AMES Australia CEO Cath Scarth says work is intrinsic to successful settlement.

“If there is one thing that we at AMES have learned in our more than 50 years of helping refugees and migrants settle in Australia, it’s that finding work is the single most important factor in successful settlement,” Ms Scarth said.

“Work is not just about a pay cheque, it is a source of pride, self-reliance, improved health and sense of self-worth. It gives structure and meaning to people’s lives and it is the fabric from which our society is wrought.

“Aside from a weekly wage, work gives people a sense of engagement and belonging.
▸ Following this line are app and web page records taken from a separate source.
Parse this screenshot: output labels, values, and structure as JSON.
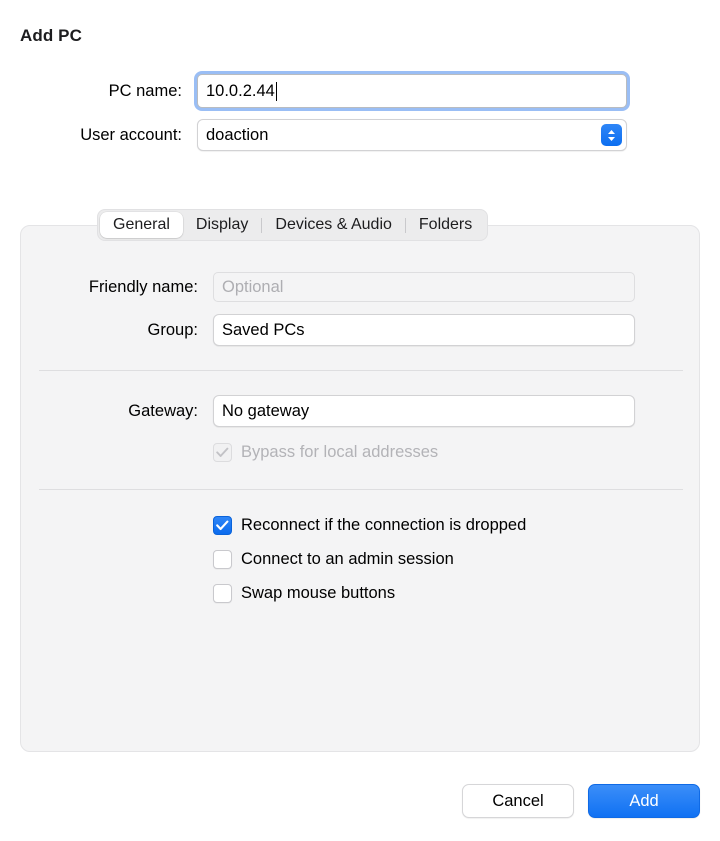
{
  "dialog": {
    "title": "Add PC"
  },
  "top_form": {
    "pc_name": {
      "label": "PC name:",
      "value": "10.0.2.44",
      "placeholder": ""
    },
    "user_account": {
      "label": "User account:",
      "value": "doaction"
    }
  },
  "tabs": [
    {
      "label": "General",
      "active": true
    },
    {
      "label": "Display",
      "active": false
    },
    {
      "label": "Devices & Audio",
      "active": false
    },
    {
      "label": "Folders",
      "active": false
    }
  ],
  "general_tab": {
    "friendly_name": {
      "label": "Friendly name:",
      "value": "",
      "placeholder": "Optional"
    },
    "group": {
      "label": "Group:",
      "value": "Saved PCs"
    },
    "gateway": {
      "label": "Gateway:",
      "value": "No gateway"
    },
    "bypass": {
      "label": "Bypass for local addresses",
      "checked": true,
      "disabled": true
    },
    "options": [
      {
        "label": "Reconnect if the connection is dropped",
        "checked": true
      },
      {
        "label": "Connect to an admin session",
        "checked": false
      },
      {
        "label": "Swap mouse buttons",
        "checked": false
      }
    ]
  },
  "footer": {
    "cancel_label": "Cancel",
    "add_label": "Add"
  },
  "colors": {
    "accent_blue": "#1071f3",
    "focus_ring": "#649bf0",
    "panel_bg": "#f4f4f5",
    "disabled_text": "#b3b3b7",
    "placeholder_text": "#aeaeb2"
  }
}
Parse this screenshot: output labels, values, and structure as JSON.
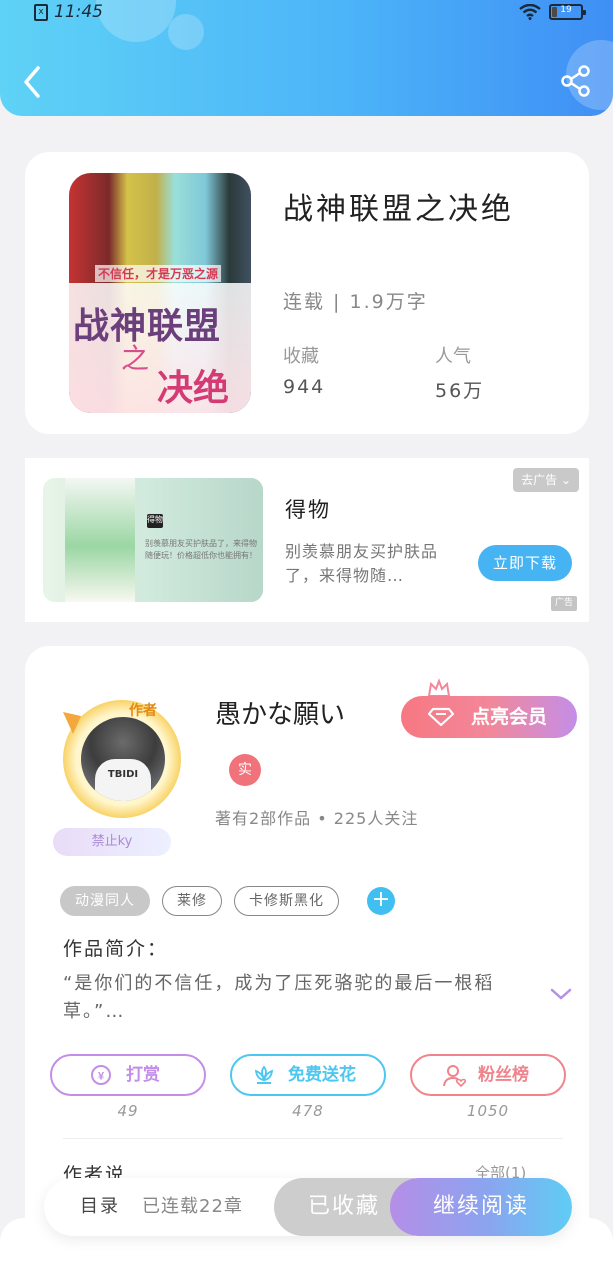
{
  "status_bar": {
    "time": "11:45",
    "sim_icon": "sim-card-icon",
    "battery_level": "19",
    "icons": [
      "wifi-icon",
      "battery-icon"
    ]
  },
  "header": {
    "back_icon": "back-arrow-icon",
    "share_icon": "share-icon",
    "gradient": [
      "#5fd2f6",
      "#3f8ff5"
    ]
  },
  "book": {
    "title": "战神联盟之决绝",
    "status": "连载 | 1.9万字",
    "cover": {
      "subtitle": "不信任，才是万恶之源",
      "title_line1": "战神联盟",
      "title_line2": "之",
      "title_line3": "决绝"
    },
    "stats": [
      {
        "label": "收藏",
        "value": "944"
      },
      {
        "label": "人气",
        "value": "56万"
      }
    ]
  },
  "ad": {
    "title": "得物",
    "description": "别羡慕朋友买护肤品了，来得物随…",
    "remove_label": "去广告",
    "download_label": "立即下载",
    "ad_tag": "广告",
    "image_logo": "得物",
    "image_text": "别羡慕朋友买护肤品了，来得物随便玩！价格超低你也能拥有！"
  },
  "author": {
    "badge": "作者",
    "name": "愚かな願い",
    "fan_tag": "禁止ky",
    "vip_label": "点亮会员",
    "real_badge": "实",
    "meta": "著有2部作品 • 225人关注",
    "avatar_text": "TBIDI",
    "tags": [
      "动漫同人",
      "莱修",
      "卡修斯黑化"
    ],
    "intro_label": "作品简介：",
    "intro_text": "“是你们的不信任，成为了压死骆驼的最后一根稻草。”…",
    "actions": [
      {
        "label": "打赏",
        "icon": "yen-icon",
        "count": "49",
        "color": "#c48ee8"
      },
      {
        "label": "免费送花",
        "icon": "flower-icon",
        "count": "478",
        "color": "#4cc7ef"
      },
      {
        "label": "粉丝榜",
        "icon": "fans-icon",
        "count": "1050",
        "color": "#f0848b"
      }
    ],
    "author_says": "作者说",
    "author_says_more": "全部(1)"
  },
  "bottom_bar": {
    "toc_label": "目录",
    "chapters": "已连载22章",
    "collected_label": "已收藏",
    "read_label": "继续阅读"
  }
}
This is especially important for people who have come to Australia to escape trauma, torture or conflict.

“Research shows that early support in finding a job for new arrivals in Australia capitalises on their inherent motivation to support themselves through work and can circumvent long-term welfare dependence.

“In our experience, people who have had the courage and determination to get themselves out of harm’s way and make their way to Australia – often via a perilous boat journey – are almost always driven to succeed, contribute and establish meaningful lives,” Ms Scarth said.

There is also a cost benefit to society in helping migrants and refugees find jobs. According to researcher David Hetherington getting one childless person into a $40,000 a year job creates a value of $46,000 a year, including $21,000 worth of public value.


Laurie Nowell
AMES Australia Senior Journalist